Learning disability is a neurological disorder in which the child faces difficulty in comprehending and processing information.
Kids with learning disabilities aren’t lazy or dumb. Their brains are simply wired differently.
People with Learning disabilities might lack basic learning skills such as reading, writing, performing calculations, etc and also life skills such as organizing, paying attention, reasoning, planning, remembering, etc.
Cognitive-behavioural therapy: People with learning disabilities find it difficult to recognize and accurately label emotional states in themselves and others, but this has been successfully addressed by approaches to anger management in groups and with individuals.
Schema-focused cognitive work has been shown to have a lasting effect on people with moderate learning disabilities. Role play and role reversal are particularly effective techniques for eliciting relevant thoughts in people with a mild learning disability.
Family/systemic therapies: Concepts of 'loss' may need to be worked through at various stages of the family life-cycle, such as loss of the 'normal' child or sibling, or loss of aspirations for the individual's future development. The roles assigned to members of families are often the source of difficulty or dysfunction. A person with learning disabilities may be expected to be inept or incapable in all circumstances; or they may be seen as 'special' or a family 'pet'. They may fulfil a role that keeps family or parental relationships intact or provides a focus for dysfunction.
Play therapy: This therapy helps in improving the interactions skills of the child which might be lacking due to their learning disability.

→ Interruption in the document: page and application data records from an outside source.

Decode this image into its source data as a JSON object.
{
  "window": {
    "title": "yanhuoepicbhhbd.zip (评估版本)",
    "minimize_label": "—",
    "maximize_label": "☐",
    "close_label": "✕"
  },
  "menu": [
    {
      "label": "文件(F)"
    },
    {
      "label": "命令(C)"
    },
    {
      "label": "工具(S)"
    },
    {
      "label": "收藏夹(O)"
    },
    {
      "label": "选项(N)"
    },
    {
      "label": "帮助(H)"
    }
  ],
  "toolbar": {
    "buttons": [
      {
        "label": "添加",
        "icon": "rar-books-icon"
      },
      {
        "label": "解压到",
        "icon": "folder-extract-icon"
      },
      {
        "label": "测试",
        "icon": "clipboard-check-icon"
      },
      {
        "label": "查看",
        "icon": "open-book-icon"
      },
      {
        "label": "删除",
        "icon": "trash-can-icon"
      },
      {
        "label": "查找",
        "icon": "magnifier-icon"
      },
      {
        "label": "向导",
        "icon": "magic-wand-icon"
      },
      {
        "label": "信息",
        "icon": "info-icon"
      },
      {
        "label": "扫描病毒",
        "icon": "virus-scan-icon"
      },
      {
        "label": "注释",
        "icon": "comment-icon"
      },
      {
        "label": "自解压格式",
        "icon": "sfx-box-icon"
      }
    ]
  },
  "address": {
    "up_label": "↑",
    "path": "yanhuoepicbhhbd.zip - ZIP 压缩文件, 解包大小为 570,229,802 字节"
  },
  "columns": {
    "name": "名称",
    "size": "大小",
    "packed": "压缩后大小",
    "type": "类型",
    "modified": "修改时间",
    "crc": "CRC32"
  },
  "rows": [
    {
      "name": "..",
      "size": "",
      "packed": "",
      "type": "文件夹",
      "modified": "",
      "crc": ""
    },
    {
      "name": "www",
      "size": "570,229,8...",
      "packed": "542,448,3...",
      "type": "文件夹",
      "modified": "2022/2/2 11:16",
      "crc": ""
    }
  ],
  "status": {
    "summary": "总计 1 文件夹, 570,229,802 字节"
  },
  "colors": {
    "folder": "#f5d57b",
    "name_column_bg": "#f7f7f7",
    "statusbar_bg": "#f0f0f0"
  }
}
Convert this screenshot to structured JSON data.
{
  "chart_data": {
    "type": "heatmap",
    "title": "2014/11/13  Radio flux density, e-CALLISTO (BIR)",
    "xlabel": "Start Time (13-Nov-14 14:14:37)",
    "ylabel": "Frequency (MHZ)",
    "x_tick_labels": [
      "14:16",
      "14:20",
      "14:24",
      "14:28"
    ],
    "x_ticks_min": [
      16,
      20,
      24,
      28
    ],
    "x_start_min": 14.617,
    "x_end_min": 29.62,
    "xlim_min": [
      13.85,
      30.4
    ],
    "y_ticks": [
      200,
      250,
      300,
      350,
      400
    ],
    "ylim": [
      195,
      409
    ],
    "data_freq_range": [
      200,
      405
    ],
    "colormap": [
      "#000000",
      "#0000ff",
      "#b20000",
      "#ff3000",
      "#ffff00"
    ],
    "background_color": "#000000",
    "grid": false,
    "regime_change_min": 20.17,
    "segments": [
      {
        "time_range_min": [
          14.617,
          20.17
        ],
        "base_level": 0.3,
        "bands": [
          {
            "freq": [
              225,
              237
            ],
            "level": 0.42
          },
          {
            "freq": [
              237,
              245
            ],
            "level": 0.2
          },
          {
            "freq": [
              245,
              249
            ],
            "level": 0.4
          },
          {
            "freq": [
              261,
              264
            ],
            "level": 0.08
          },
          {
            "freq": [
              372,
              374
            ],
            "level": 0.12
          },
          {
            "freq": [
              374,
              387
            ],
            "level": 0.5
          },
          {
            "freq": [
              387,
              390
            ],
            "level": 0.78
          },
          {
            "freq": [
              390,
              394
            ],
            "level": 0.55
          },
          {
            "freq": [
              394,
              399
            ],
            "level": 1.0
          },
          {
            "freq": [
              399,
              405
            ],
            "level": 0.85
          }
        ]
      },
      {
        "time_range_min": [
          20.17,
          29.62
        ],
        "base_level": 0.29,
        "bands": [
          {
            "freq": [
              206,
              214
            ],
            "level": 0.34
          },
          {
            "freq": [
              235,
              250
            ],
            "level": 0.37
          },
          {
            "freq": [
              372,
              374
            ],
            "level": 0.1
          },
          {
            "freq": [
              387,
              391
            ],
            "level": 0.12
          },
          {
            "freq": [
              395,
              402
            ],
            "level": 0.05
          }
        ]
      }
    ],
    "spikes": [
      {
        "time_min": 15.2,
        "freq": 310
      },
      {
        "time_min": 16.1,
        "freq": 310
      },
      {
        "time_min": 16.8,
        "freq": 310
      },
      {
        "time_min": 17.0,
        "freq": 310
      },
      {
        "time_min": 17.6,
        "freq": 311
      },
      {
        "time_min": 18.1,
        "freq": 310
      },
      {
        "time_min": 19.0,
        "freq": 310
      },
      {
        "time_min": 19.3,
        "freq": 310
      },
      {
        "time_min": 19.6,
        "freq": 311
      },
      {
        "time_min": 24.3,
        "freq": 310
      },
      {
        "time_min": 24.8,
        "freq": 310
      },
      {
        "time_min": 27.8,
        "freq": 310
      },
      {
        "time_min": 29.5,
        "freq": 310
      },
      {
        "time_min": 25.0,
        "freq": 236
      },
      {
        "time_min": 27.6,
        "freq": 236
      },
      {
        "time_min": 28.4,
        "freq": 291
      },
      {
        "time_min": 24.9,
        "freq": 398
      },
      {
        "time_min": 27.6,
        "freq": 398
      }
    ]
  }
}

Our trained clinical psychologist will be providing applied behaviour analysis, behavioural management training, parental training, social communication and cognitive behaviour analysis for treating the child
59/37 Sarada college road,